Hate crimes in the District against individuals based on sexual orientation rose 148 percent.
At the March membership meeting, DC Police Chief Peter Newsham introduced himself to Gertrude Stein Democratic Club members and talked about his priorities as the city’s new law enforcement leader. But the night’s conversation was dominated by the results of DC’s 2016 hate crimes report, which showed an increase in crimes directed at the LGBT community. Hate crimes in the District against individuals based on sexual orientation rose 148 percent (27 cases in 2015 compared to 40 incidents 2016), and hate crimes against individuals based on gender identity or expression increased 190 percent (10 cases in 2015 to 19 cases in 2016), according to DC’s Bias-Related Crimes (Hate Crimes) Data report released on March 10. Also seeing increases last year were hate crimes against ethnic minorities and attacks based on religion.
Shortly after the release of the report, Mayor Muriel Bowser released the following statement: “In Washington, DC, we value diversity and inclusivity and want all of our residents and visitors to feel safe. No matter your race, your faith, your sexual orientation, your gender identity, your background – you should be able to live, work and play in Washington, DC without fear of violence or discrimination,” said Mayor Bowser. “My administration will continue fostering a culture that encourages people to come forward when they are the victim of discrimination or a bias-related crime because in order to properly address these issues, we need everyone to feel safe reporting them.”
Newsham hopes the rise in crime reporting is a direct result of more trust between underserved communities and the police. “People who have a better relationship with the police are more inclined to report those things (hate crimes incidents). That’s the optimist in me,” said Newsham, a 28-year Metropolitan Police Department veteran. “The pessimist in me would say that maybe the increase in hate crimes in our city is because of everything we have seen this past year with regards to the election.
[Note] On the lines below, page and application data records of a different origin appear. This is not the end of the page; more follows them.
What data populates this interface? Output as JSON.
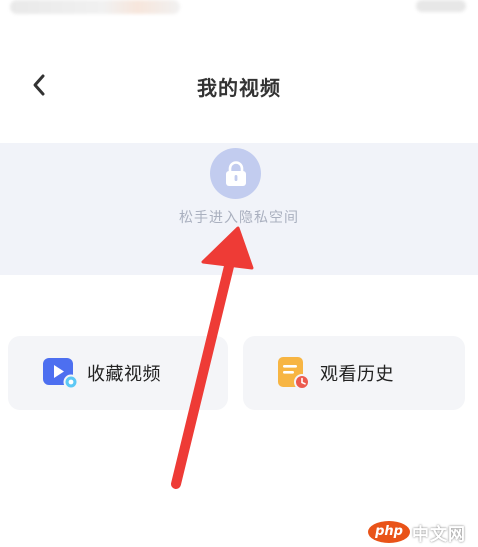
{
  "header": {
    "title": "我的视频",
    "back_icon": "chevron-left-icon"
  },
  "private_space": {
    "lock_icon": "lock-icon",
    "hint": "松手进入隐私空间"
  },
  "actions": {
    "favorites": {
      "label": "收藏视频",
      "icon": "video-play-icon"
    },
    "history": {
      "label": "观看历史",
      "icon": "history-note-icon"
    }
  },
  "watermark": {
    "badge": "php",
    "text": "中文网"
  },
  "colors": {
    "arrow": "#ee3b36",
    "lock_circle": "#c2ccef",
    "hidden_zone_bg": "#f1f3f9",
    "card_bg": "#f4f5f8"
  }
}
Maybe folks have become emboldened in their behavior of expressing hate more openly.”
Aside from speculation, Newsham can’t definitively point to a reason for the spike in hate crimes but he said his department will not tolerate it. Surprisingly, last year the District experienced a 10 percent decrease in all violent crime citywide, with a 17 percent reduction in homicides and a 13 percent reduction in robberies, according to statistics provided by Mayor Bowser’s state of the district address on March 30.
To combat this rash of hate crimes, Newsham told GSDC members that he will continue to work with the city’s most vulnerable and underserved communities. He will also continue to operate special liaison units, which will be moved directly under his command. The Special Liaison Branch supports community policing with communities that are underserved. Currently, the department operates an Asian Liaison Unit; Deaf and Hard of Hearing Liaison Unit; Lesbian, Gay, Bisexual and Transgender Liaison Unit; and a Latino Liaison Unit. A hotline number to specifically report hate crimes will continue to be used: (202) 727-0500, but he urged everyone to call 9-1-1 if they are in immediate danger.
During a question and answer period, the police chief was lauded for his response after the March 12 attack on DC’s Casa Ruby LGBT Community Center. Minutes after a man walked in and assaulted a staffer and destroyed property, police were on the scene. According to a DC’s Fox 5 News report, Newsham showed up later that evening to personally reassure the center’s director that “the police will work diligently to arrest the suspect and prosecute him to the fullest extent of the law.” The suspect was arrested on March 13.